I promised a week ago I would write more on Poetry, but watching TV an hour back made me change channels, so it is with fond memories I jot down this rumination.
Today I dedicate my Sunday's musings to two teachers who touched my life deeply, and greatly determined my life's career using the craft of writing exquisite English and be proud of it too. They started me on this lifelong journey -- exploring the exciting world of the written word and a story well told, in the English language. I say special thanks to Mr C. P. Rajah, who was our form-teacher in Standard 5, and inspired my voracious reading after initiating a class book club (mini-library), and another teacher-cum-form teacher at Secondary 1, Mr V.T. Nathan wo headed the school lower secondary library and expanded my horizons to the variety of books of adventure and poetry at that tender age of 13.
I shall never forget Mr Rajah's happy hours' entertainment with Robin Hood and his Merry Men at Sherwood Forest, and more beguiling, Mr Nathan's narrative of O'Henry's "The Last Leaf", and many more short stories, which inspired me to also write for my pocket mney from then on, which I mentioned earlier enabled me to visit the cinema during almost evrey weekend, with my siblings or one best friend. Natalie Wood, remember? Incidently, it was this best friend (from an all-boys' school, and naturally, "naughtier") who precociously exposed me to D. H. Lawrence's "Lady Chatterley's Lover", then a banned substance, like today's dadah.
I shall always remember devouring all the Biggles' and The Three Musketeers' adventures under Mr Rajah's watch, and later, as many of the Sherlock Holmes and Hercule Poirot's exploits possible under Mr Nathan's. I am eternally grateful, and I believe, in those three short years I think I leapt from a Level 3 English standard to a Level 8 or 9 (from an arbitrary scale of 1 t0 10).
Today's rumination sprang from my just ended viewing of Boston Public's episode at around midnight in which a highly successful corporate lawyer was brought along by a teacher-friend to observe his handling of a "rowdy" class which required his intervention to break up a fight between two "thugs" from rival neighbourhood gangs. The teacher tested a solution to the social poblem by making the two put on their boxing gloves to "fight" out their animosities.
Impressed by "unconventional" ways adopted by the individual teachers in handling the daily problems encountered within and outside the classroom, the lady lawyer observed that her friend had turned from a man formerly always bouncing with laughter was now a sombre, serious man quite lost in thoughts as if always carrying his students' problems on his shoulders. Yet, he appeared quite contented, and she could see that his daily life had variety, bounce and spice, unlike hers with a predictable courtly routine.

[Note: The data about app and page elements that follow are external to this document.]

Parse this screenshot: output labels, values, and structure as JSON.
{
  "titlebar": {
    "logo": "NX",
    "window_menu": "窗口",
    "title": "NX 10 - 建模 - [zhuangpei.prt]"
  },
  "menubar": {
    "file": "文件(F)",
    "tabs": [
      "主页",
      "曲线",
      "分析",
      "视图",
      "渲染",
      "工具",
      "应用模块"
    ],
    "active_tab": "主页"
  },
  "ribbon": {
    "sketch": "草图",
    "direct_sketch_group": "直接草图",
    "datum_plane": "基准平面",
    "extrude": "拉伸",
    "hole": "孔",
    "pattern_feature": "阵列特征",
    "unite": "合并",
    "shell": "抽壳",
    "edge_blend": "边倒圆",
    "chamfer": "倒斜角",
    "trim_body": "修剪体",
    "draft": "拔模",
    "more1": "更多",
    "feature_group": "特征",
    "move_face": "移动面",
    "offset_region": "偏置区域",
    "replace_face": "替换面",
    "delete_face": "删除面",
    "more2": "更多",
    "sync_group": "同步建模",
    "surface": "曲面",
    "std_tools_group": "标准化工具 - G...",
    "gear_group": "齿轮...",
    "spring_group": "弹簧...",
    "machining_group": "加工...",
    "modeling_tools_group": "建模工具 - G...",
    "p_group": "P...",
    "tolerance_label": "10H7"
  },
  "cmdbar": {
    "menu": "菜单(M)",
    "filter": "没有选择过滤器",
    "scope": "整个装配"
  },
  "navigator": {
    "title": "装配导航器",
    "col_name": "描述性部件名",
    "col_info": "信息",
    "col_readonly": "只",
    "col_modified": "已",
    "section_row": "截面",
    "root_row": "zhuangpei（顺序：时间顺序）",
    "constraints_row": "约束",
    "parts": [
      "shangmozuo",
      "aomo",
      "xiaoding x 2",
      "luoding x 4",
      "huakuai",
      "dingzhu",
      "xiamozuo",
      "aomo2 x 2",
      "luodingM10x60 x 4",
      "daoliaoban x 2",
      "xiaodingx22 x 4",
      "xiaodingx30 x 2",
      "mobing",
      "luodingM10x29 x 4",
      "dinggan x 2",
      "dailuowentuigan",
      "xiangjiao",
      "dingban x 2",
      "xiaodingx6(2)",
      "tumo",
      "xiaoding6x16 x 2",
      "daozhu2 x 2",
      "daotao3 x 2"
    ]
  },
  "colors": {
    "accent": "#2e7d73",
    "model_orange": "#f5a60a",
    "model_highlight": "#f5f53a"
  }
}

At an advertisement break, I remarked to my sibling that given another choice, I would have liked the challenge of being a teacher. Yes, a teacher!
Another 15 minutes into the hour-long episode saw the lawyer discussing with her partner she was contemplating changing career, despite the unexpected question thrown her way by one of the loud students if "he could see her breasts" (yes, she the sexy one who even raised my blood pressure). Finally, the mate said she must be crazy, throwing up a six-figure annual salary for a fiver, and quite likely, she would quit anyway within a week, hence recommending she not quit the law practice but just try out teaching as a "temp" first!
The ending saw the brilliant corporate lawyer visitng the principal and his assistant at Boston High, and when asked the purpose of her visit, said in a resolute tone: "I want to be a teacher here!"
David E. Kelley stole the very words from my mouth, and he gets paid handsoely for it, I am sure, definitely, muc, much more than a teacher!
Today's piece is also a tribute to my sibling whose dedication to her pupils definitely showed, with many of her students in Chan Wa High visiting her for "free" tuition in English, and years later, paying courtesy with their expressions of "To teacher with love". I am always proud that this was one focused teacher who attained her University of London's degree in English Literature via self-study (with loads of help from the British Council Library) --another journey of sheer hard work, discipline and dogged determination.To bring back some sweet and sour memories, let's altogether rise and sing:
Those schoolgirls days, of telling tales and biting nails are gone,
But in my mind, I know they will live on and on,
But how do you thank someone
who has taken you from crayons to perfumes?
It isn't easy, but I'll try .....
I wonder how many of you still remember Lulu? No, she's not TheBoyNextDoor (visit Yancorner.blogspot.com, an All Fools' Day posting prompted by desiderata; Lulu starred with Sidney Poitier in, yes, you guess it: "To Sir With Love".
I'll return next Sunday with the deferred session on Poetry, but one never knows, I may yet change my mind, as we all adapt to life's fast-changing circumstances. I did mention somewhere the Darwinian theory of evolution and "Survival of the Fittest", No?
PS: Notice that I had without fail used the names of my favourite teachers always preceded with Mr? It is a habit which I have not been able to rid of (well, I don't want to, anyway) when referring to the "good" ones, and we must maintain this tradition and spirit, don't we?